The 1921 Biennial Census of Manufacturers compiled by the Department of Commerce reported that there were 21 companies building commercial and military aircraft in the United States. Of these, only the E.M. Laird Company Partnership was listed as active in Sedgwick County, Kansas, where Wichita was located. Laird was correct to state that the Swallow was not a rebuilt, ex-military machine, but he was quick to point out that what set his design apart from other would-be competitors was that it was built specifically to address the “exacting requirements of commercial aviation,” according to Matty. By “exacting requirements,” Laird meant that the Swallow would make money for its owners.
A letter from Reed E. Davis, sales manager for the North Platte Aircraft Company in Nebraska, reflects the Swallow’s success:
“Arrived OK with the Swallow and made the trip from Wichita here in three hours 30 minutes using 26 gallons of gas. The first Swallow we got grossed us about $3,000 in the two weeks we have had it and I believe business will be equally as good for the next few months. The planes are certainly giving satisfaction to us and the performance is surprising everyone who has used the OX-5 motor in Canucks and JN-4Ds. We have no difficulty getting in and out of small fields carrying two passengers and full tanks of gas, and we have flown the Swallow at altitudes as high as 4,500 feet.”
During his first two years in Wichita, Matty Laird had achieved a number of important goals. The Swallow was in limited production and selling well, the factory had sufficient orders to remain busy into the early months of 1921, and most important, the company had sold every airplane built and the business was on a firm financial footing. According to the 1920 annual report of the E.M. Laird Company Partnership and its manufacturing subsidiary, the Wichita Laird Airplane Corporation, Laird and Moellendick each held 122 shares of stock and the company was capitalized at $25,000.

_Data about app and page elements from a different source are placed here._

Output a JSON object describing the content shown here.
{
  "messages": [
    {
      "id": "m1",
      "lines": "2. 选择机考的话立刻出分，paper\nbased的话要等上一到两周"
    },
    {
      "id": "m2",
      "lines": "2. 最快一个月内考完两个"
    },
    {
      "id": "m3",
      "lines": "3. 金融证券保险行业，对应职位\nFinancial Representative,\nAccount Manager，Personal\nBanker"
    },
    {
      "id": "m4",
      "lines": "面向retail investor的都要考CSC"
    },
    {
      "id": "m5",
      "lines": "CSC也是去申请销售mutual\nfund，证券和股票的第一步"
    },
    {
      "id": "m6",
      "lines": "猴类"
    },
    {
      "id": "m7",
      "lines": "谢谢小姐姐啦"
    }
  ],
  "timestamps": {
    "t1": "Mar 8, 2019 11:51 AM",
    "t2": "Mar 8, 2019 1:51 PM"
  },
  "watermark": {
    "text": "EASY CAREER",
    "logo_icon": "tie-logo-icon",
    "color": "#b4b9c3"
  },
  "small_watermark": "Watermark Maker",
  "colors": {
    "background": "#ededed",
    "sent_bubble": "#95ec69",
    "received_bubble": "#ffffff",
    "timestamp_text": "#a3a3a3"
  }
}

The Laird Swallow was the genesis of Wichita’s phenomenal growth into America’s centerpiece of the early commercial airplane industry. Looking back 100 years later, it should never be forgotten that the city owes an incalculable debt of gratitude to E.M. Laird, Jacob Melvin Moellendick and William “Billy” Burke for recognizing the town’s potential to become a major hub of aircraft manufacturing that continues unabated.